Yet since 1995, developing countries have argued that the system is biased in favour of the most powerful countries. According to them, the size of their markets does not allow them to engage with industrial states on equal terms based on the traditional framework of retaliation within trade.
This paper aims at exploring the opportunities offered by cross-retaliation in TRIPS – under article 22.3 of the Dispute Settlement Understanding – to developing states in enforcing favourable rulings. It concludes that in the wake of the Ecuadorian example, the possibility of suspending concessions in the sector of intellectual property might shift the balance of power within the DSM back towards developing countries.
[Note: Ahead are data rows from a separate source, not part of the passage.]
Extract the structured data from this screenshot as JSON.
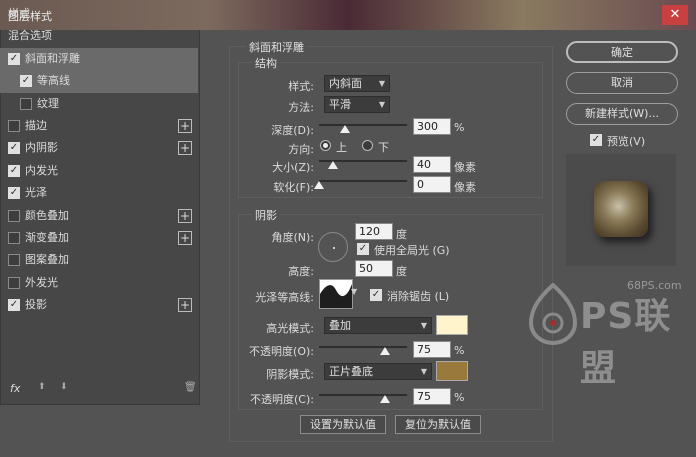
{
  "window": {
    "title": "图层样式",
    "close": "✕"
  },
  "styles_list": {
    "items": [
      {
        "label": "样式",
        "checkbox": false,
        "checked": false,
        "plus": false,
        "indent": 0
      },
      {
        "label": "混合选项",
        "checkbox": false,
        "checked": false,
        "plus": false,
        "indent": 0
      },
      {
        "label": "斜面和浮雕",
        "checkbox": true,
        "checked": true,
        "plus": false,
        "indent": 0,
        "active": true
      },
      {
        "label": "等高线",
        "checkbox": true,
        "checked": true,
        "plus": false,
        "indent": 1,
        "active": true
      },
      {
        "label": "纹理",
        "checkbox": true,
        "checked": false,
        "plus": false,
        "indent": 1
      },
      {
        "label": "描边",
        "checkbox": true,
        "checked": false,
        "plus": true,
        "indent": 0
      },
      {
        "label": "内阴影",
        "checkbox": true,
        "checked": true,
        "plus": true,
        "indent": 0
      },
      {
        "label": "内发光",
        "checkbox": true,
        "checked": true,
        "plus": false,
        "indent": 0
      },
      {
        "label": "光泽",
        "checkbox": true,
        "checked": true,
        "plus": false,
        "indent": 0
      },
      {
        "label": "颜色叠加",
        "checkbox": true,
        "checked": false,
        "plus": true,
        "indent": 0
      },
      {
        "label": "渐变叠加",
        "checkbox": true,
        "checked": false,
        "plus": true,
        "indent": 0
      },
      {
        "label": "图案叠加",
        "checkbox": true,
        "checked": false,
        "plus": false,
        "indent": 0
      },
      {
        "label": "外发光",
        "checkbox": true,
        "checked": false,
        "plus": false,
        "indent": 0
      },
      {
        "label": "投影",
        "checkbox": true,
        "checked": true,
        "plus": true,
        "indent": 0
      }
    ],
    "footer": {
      "fx": "fx",
      "up": "⬆",
      "down": "⬇",
      "trash": "🗑"
    }
  },
  "bevel": {
    "title": "斜面和浮雕",
    "structure": {
      "title": "结构",
      "style_label": "样式:",
      "style_value": "内斜面",
      "technique_label": "方法:",
      "technique_value": "平滑",
      "depth_label": "深度(D):",
      "depth_value": "300",
      "depth_unit": "%",
      "depth_level": 0.3,
      "direction_label": "方向:",
      "direction_up": "上",
      "direction_down": "下",
      "size_label": "大小(Z):",
      "size_value": "40",
      "size_unit": "像素",
      "size_level": 0.16,
      "soften_label": "软化(F):",
      "soften_value": "0",
      "soften_unit": "像素",
      "soften_level": 0.0
    },
    "shading": {
      "title": "阴影",
      "angle_label": "角度(N):",
      "angle_value": "120",
      "angle_unit": "度",
      "global_light_label": "使用全局光 (G)",
      "altitude_label": "高度:",
      "altitude_value": "50",
      "altitude_unit": "度",
      "gloss_contour_label": "光泽等高线:",
      "anti_alias_label": "消除锯齿 (L)",
      "highlight_mode_label": "高光模式:",
      "highlight_mode_value": "叠加",
      "highlight_color": "#fff4cc",
      "highlight_opacity_label": "不透明度(O):",
      "highlight_opacity_value": "75",
      "highlight_opacity_unit": "%",
      "highlight_opacity_level": 0.75,
      "shadow_mode_label": "阴影模式:",
      "shadow_mode_value": "正片叠底",
      "shadow_color": "#9a7a3c",
      "shadow_opacity_label": "不透明度(C):",
      "shadow_opacity_value": "75",
      "shadow_opacity_unit": "%",
      "shadow_opacity_level": 0.75
    },
    "make_default": "设置为默认值",
    "reset_default": "复位为默认值"
  },
  "buttons": {
    "ok": "确定",
    "cancel": "取消",
    "new_style": "新建样式(W)...",
    "preview": "预览(V)"
  },
  "watermark": {
    "site": "68PS.com",
    "brand": "PS联盟"
  }
}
This may in turn bring about a new era of compliance within the trade organisation.